Still, the letter was real enough. After reading it, then looking at it for 15 minutes, Kyle was certain of that. It was printed on high cotton paper, with a nice solid watermark right at the center, it had two sharp creases in it. One was at the top half, the other was at the bottom. The three folds were almost the same size, but the bottom one was slightly longer. The paper even had a light lemon scent. He couldn’t guess why that had been put on it, but then again perhaps he shouldn’t cast stones given that he had held it up to his nose and sniffed. The ink was black and solid, the letters it formed spelled out an offer for sixty thousand dollars cash for all rights to his spell.
He turned the letter over and looked at that line a little longer. Sixty thousand. That was a lot of money. Nearly as much as he made in a year, the letter also said some stuff about how his talents might be needed in the “growing and and dynamic organization of Thomas the Illusionist”. Presumably that was a job offer, and one assumed that if a job came with a 60K signing bonus then it had to pay pretty wel.
Kyle folded the letter back up and tapped it on his desk. The crisp thick paper made a nice thumping sound, more like cardboard then ordinary printer paper. He wasn’t dumb, he realized everything about this situation was wrong. Most glaringly, an offer from Thomas Illusions should never have been in his Magic Materials mailbox. Of course, companies sniped talent from one another all the time, but it wasn’t so openly acknowledged. Anyway was 60 thousand enough? He was certain his spell could change the industry, maybe change the whole world. If it did so, it would make him considerably richer than that. He’d already privately entertained thoughts of becoming one of the archmages!
Second, this was way too fast. How was Thomas Illusions even aware of the spell? It gave him a little chill to think such a big organization watched so closely. Thomas must have been told of his spell by someone from Magic Materials.
Kyle decided he needed to talk to someone about the letter, the offer, and whatever else was going on. He checked for his boss first but didn’t find him. That was in no way unusual. Most managerial personnel spent so much time in meetings they forgot how to cast. After a little thought he went to Mary instead on the theory that she might be involved with the whole thing.
She was in, she read the letter with clear interest, and when she was done she scratched her head and scowled. “Well, it’s a good offer. They don’t come right out and say it, but it seems like there might be a job waiting for you as well.”
“Yeah, but it’s here, and HR knew about it.”
She nodded, “They might have routed it to you. So I went to legal, like I promised, about your spell yesterday. Licensing it from you would have been a real pain, but it would have been possible. Then it came up that it was basically a repurposed illusion spell and that changed everything.”

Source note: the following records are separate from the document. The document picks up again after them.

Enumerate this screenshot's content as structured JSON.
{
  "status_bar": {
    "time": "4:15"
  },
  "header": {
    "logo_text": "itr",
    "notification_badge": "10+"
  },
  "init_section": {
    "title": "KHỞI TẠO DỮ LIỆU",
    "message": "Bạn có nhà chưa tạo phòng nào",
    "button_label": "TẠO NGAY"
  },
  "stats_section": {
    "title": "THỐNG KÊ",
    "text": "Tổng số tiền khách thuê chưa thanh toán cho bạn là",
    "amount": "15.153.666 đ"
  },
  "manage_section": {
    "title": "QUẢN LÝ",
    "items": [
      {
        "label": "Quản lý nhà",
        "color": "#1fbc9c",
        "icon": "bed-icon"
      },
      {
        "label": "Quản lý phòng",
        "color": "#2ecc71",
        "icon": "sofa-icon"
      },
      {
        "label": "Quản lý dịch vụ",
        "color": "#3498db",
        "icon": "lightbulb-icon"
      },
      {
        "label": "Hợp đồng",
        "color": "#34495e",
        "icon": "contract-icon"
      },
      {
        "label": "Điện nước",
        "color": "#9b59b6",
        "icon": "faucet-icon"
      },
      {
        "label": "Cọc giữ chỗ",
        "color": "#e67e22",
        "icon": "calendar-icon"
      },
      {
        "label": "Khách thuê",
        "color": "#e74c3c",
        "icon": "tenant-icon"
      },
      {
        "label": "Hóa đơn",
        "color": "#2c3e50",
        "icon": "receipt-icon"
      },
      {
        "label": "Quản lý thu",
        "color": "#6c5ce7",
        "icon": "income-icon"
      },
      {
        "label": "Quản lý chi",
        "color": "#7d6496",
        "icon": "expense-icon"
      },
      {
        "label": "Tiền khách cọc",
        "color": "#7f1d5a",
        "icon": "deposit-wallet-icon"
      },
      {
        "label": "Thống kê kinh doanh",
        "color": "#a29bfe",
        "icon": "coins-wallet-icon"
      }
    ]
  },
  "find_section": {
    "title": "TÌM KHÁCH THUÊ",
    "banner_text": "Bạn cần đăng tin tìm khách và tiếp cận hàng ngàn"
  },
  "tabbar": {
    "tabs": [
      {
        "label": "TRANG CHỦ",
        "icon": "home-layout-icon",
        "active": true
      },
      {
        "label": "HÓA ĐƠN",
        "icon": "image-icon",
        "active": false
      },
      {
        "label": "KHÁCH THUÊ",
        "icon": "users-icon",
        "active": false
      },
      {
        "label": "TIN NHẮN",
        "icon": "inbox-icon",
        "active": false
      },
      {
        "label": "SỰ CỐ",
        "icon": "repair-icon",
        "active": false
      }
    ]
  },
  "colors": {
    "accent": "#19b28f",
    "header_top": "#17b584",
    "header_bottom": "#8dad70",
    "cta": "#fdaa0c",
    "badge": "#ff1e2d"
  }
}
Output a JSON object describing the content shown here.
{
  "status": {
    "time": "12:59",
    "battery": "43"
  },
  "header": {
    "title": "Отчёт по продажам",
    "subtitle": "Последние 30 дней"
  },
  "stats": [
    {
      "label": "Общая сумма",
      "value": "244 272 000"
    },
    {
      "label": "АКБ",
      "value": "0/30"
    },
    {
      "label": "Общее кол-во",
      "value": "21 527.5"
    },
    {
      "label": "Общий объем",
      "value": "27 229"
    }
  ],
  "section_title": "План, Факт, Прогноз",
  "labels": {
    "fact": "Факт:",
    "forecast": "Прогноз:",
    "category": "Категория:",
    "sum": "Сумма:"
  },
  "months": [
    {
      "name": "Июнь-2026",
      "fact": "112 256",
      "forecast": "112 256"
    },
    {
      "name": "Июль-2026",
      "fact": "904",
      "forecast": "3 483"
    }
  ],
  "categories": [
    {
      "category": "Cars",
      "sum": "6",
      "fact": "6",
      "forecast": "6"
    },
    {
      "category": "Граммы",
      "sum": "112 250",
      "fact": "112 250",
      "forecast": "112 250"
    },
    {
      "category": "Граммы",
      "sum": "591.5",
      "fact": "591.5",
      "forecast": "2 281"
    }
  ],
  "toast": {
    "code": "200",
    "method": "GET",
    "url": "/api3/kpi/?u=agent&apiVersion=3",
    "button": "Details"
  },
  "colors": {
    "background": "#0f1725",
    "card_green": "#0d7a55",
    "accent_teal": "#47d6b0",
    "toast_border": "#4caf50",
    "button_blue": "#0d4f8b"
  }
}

“Why should that matter?”
“Apparently we have some strange contract with Thomas Illusions. We got a discount for making them our sole supplier for any illusion spell. Any ‘light generation’ spell, actually. That seemed pretty broad to me, but I spent the afternoon in meetings and, basically, the company won’t touch your spell. There was even some sort of clause about Magic Materials notifying Thomas Illusions of people selling illusions, so that’s probably how they learned you have the spell in the first place.”
“Is that even legal?”
Mary slid the letter back to him across her desk. “I suppose. It’s not illegal to tell someone that someone else has developed a spell, and it’s not illegal to agree to provide information.” She leaned back in her chair, “But it looks like you’re going to do OK.”
“Yeah, I suppose.”